## Data records for software interfaces

○ ○ ○

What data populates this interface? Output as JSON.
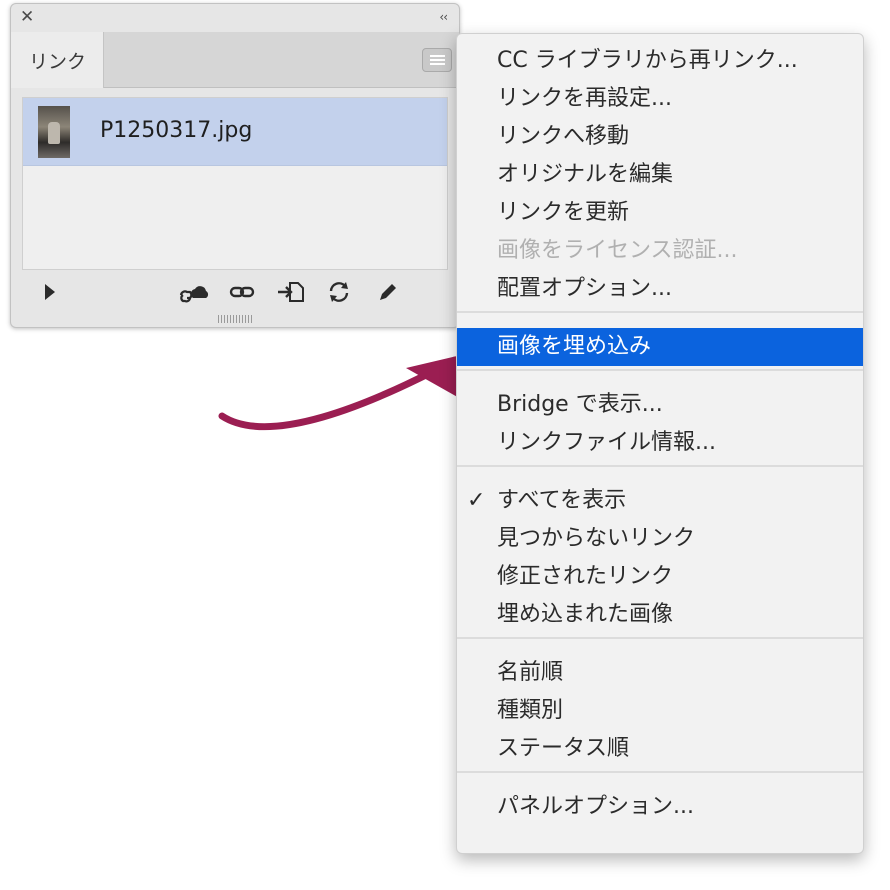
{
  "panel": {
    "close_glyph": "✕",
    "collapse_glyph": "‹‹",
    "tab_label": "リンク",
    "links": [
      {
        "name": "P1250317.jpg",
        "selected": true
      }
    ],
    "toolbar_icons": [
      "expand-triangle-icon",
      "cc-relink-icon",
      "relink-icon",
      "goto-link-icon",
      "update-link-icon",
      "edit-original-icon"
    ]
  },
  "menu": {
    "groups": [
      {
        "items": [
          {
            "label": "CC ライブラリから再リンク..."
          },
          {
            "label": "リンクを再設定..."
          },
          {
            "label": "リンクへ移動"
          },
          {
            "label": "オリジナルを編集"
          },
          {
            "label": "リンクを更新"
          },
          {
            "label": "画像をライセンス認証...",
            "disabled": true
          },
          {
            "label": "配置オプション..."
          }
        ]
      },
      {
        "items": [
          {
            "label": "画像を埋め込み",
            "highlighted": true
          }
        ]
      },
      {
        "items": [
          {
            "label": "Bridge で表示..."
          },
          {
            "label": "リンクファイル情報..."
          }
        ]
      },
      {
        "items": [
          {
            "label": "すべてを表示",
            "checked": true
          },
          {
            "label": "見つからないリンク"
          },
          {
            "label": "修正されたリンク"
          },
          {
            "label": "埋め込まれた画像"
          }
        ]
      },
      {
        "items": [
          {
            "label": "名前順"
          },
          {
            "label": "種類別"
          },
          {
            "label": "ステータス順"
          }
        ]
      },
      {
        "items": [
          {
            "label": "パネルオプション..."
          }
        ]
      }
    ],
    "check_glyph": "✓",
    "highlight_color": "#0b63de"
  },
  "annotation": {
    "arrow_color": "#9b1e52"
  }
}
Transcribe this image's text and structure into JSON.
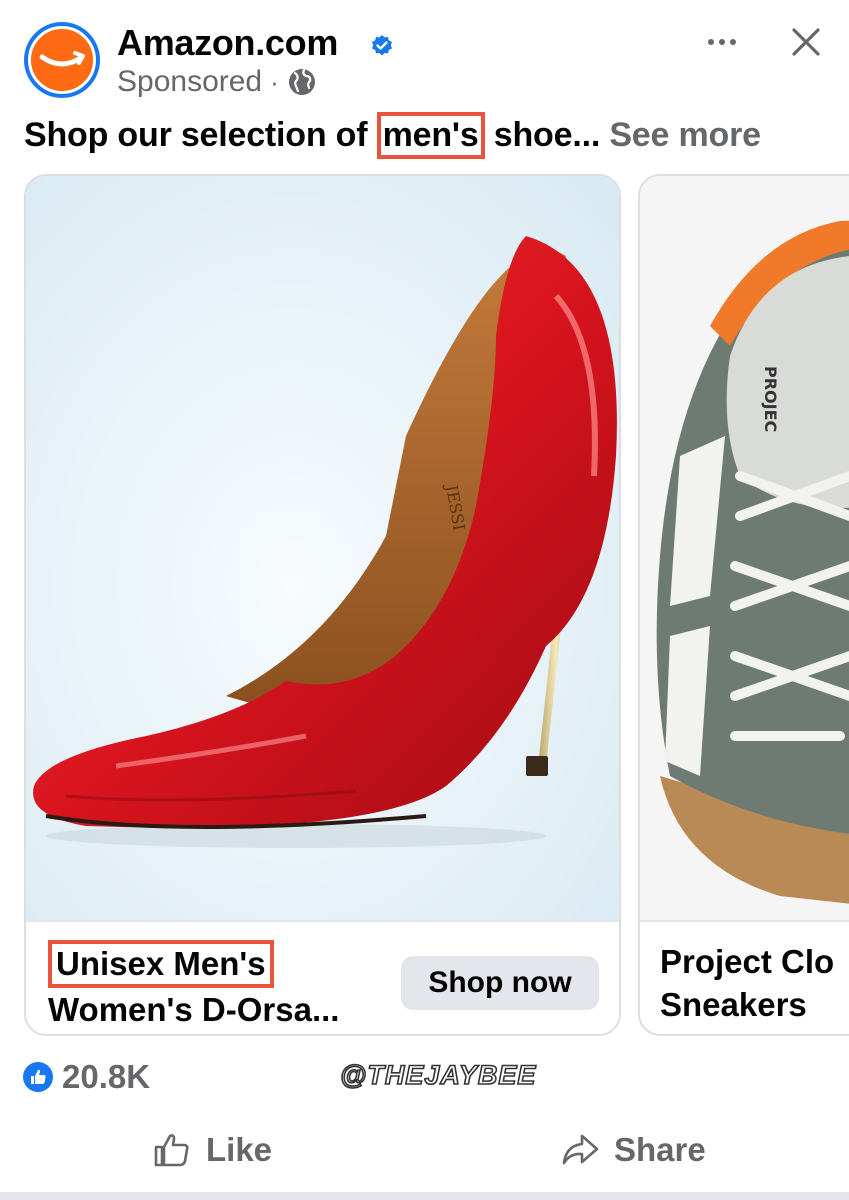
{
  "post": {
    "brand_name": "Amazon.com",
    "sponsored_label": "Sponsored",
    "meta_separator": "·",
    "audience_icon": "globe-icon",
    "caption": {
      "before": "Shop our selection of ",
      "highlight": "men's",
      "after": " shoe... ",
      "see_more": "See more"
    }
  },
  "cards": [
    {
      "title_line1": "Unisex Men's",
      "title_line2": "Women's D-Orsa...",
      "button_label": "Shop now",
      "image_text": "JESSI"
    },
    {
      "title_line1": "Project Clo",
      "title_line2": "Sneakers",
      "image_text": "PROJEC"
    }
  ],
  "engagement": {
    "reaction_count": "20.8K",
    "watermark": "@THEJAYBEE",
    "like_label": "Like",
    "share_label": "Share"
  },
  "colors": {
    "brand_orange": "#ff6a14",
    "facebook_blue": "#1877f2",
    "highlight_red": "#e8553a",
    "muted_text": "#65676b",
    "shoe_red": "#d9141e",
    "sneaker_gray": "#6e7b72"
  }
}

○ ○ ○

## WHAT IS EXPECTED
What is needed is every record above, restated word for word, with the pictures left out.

## OUTPUT FOR THIS TASK
What data populates this interface? Output as JSON.
{
  "panel": {
    "close_glyph": "✕",
    "collapse_glyph": "‹‹",
    "tab_label": "リンク",
    "links": [
      {
        "name": "P1250317.jpg",
        "selected": true
      }
    ],
    "toolbar_icons": [
      "expand-triangle-icon",
      "cc-relink-icon",
      "relink-icon",
      "goto-link-icon",
      "update-link-icon",
      "edit-original-icon"
    ]
  },
  "menu": {
    "groups": [
      {
        "items": [
          {
            "label": "CC ライブラリから再リンク..."
          },
          {
            "label": "リンクを再設定..."
          },
          {
            "label": "リンクへ移動"
          },
          {
            "label": "オリジナルを編集"
          },
          {
            "label": "リンクを更新"
          },
          {
            "label": "画像をライセンス認証...",
            "disabled": true
          },
          {
            "label": "配置オプション..."
          }
        ]
      },
      {
        "items": [
          {
            "label": "画像を埋め込み",
            "highlighted": true
          }
        ]
      },
      {
        "items": [
          {
            "label": "Bridge で表示..."
          },
          {
            "label": "リンクファイル情報..."
          }
        ]
      },
      {
        "items": [
          {
            "label": "すべてを表示",
            "checked": true
          },
          {
            "label": "見つからないリンク"
          },
          {
            "label": "修正されたリンク"
          },
          {
            "label": "埋め込まれた画像"
          }
        ]
      },
      {
        "items": [
          {
            "label": "名前順"
          },
          {
            "label": "種類別"
          },
          {
            "label": "ステータス順"
          }
        ]
      },
      {
        "items": [
          {
            "label": "パネルオプション..."
          }
        ]
      }
    ],
    "check_glyph": "✓",
    "highlight_color": "#0b63de"
  },
  "annotation": {
    "arrow_color": "#9b1e52"
  }
}
Transcribe this image's text and structure into JSON.
{
  "post": {
    "brand_name": "Amazon.com",
    "sponsored_label": "Sponsored",
    "meta_separator": "·",
    "audience_icon": "globe-icon",
    "caption": {
      "before": "Shop our selection of ",
      "highlight": "men's",
      "after": " shoe... ",
      "see_more": "See more"
    }
  },
  "cards": [
    {
      "title_line1": "Unisex Men's",
      "title_line2": "Women's D-Orsa...",
      "button_label": "Shop now",
      "image_text": "JESSI"
    },
    {
      "title_line1": "Project Clo",
      "title_line2": "Sneakers",
      "image_text": "PROJEC"
    }
  ],
  "engagement": {
    "reaction_count": "20.8K",
    "watermark": "@THEJAYBEE",
    "like_label": "Like",
    "share_label": "Share"
  },
  "colors": {
    "brand_orange": "#ff6a14",
    "facebook_blue": "#1877f2",
    "highlight_red": "#e8553a",
    "muted_text": "#65676b",
    "shoe_red": "#d9141e",
    "sneaker_gray": "#6e7b72"
  }
}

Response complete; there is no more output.